■ **SUPPLIED RECORDS**:
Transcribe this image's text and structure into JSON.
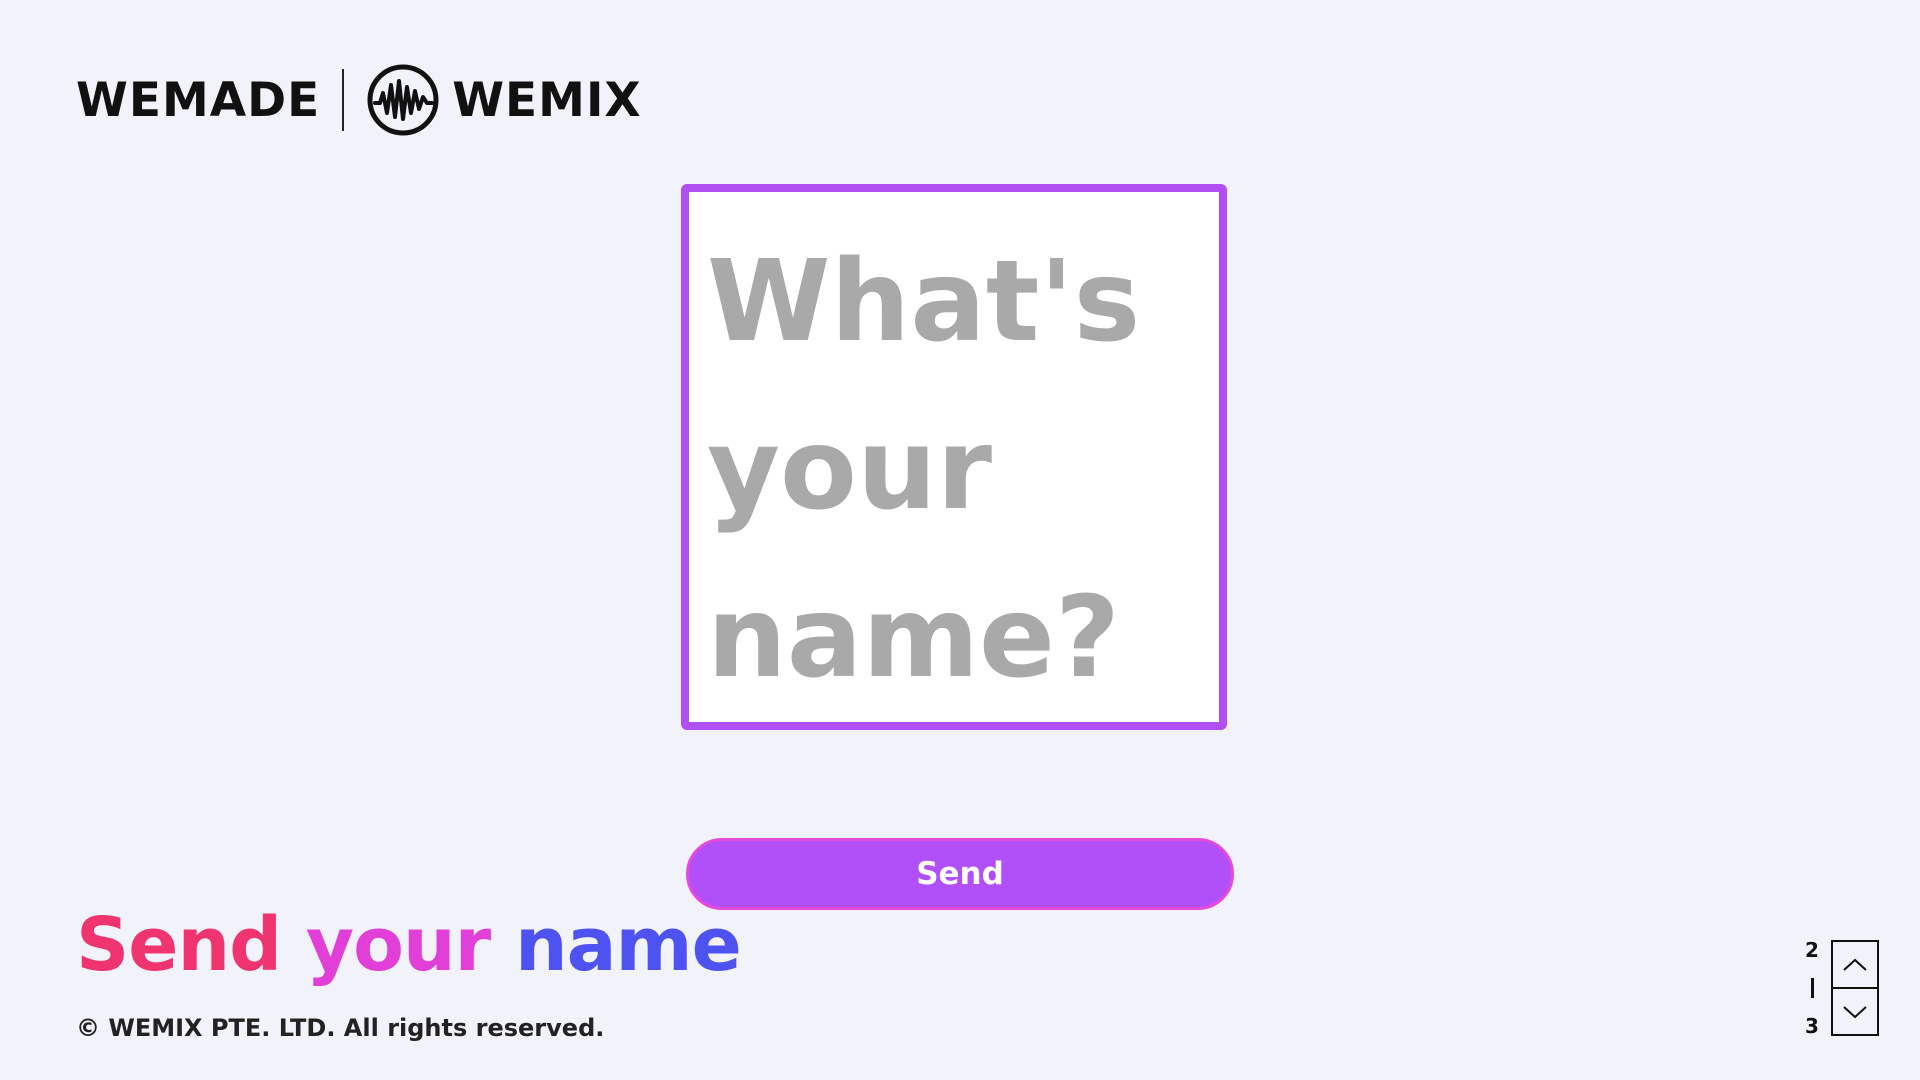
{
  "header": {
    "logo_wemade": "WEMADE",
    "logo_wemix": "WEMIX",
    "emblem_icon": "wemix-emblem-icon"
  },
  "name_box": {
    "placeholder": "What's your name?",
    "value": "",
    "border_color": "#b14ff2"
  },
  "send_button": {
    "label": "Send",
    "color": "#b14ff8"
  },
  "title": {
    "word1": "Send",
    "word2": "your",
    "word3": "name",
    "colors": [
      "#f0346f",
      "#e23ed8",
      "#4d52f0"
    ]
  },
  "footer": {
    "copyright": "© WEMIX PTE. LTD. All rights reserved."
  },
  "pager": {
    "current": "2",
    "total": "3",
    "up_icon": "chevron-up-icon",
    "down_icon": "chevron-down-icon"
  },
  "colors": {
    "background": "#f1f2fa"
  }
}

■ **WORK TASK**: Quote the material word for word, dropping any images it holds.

■ **OUTPUT BELOW**:
Transcribe this image's text and structure into JSON.
{
  "header": {
    "logo_wemade": "WEMADE",
    "logo_wemix": "WEMIX",
    "emblem_icon": "wemix-emblem-icon"
  },
  "name_box": {
    "placeholder": "What's your name?",
    "value": "",
    "border_color": "#b14ff2"
  },
  "send_button": {
    "label": "Send",
    "color": "#b14ff8"
  },
  "title": {
    "word1": "Send",
    "word2": "your",
    "word3": "name",
    "colors": [
      "#f0346f",
      "#e23ed8",
      "#4d52f0"
    ]
  },
  "footer": {
    "copyright": "© WEMIX PTE. LTD. All rights reserved."
  },
  "pager": {
    "current": "2",
    "total": "3",
    "up_icon": "chevron-up-icon",
    "down_icon": "chevron-down-icon"
  },
  "colors": {
    "background": "#f1f2fa"
  }
}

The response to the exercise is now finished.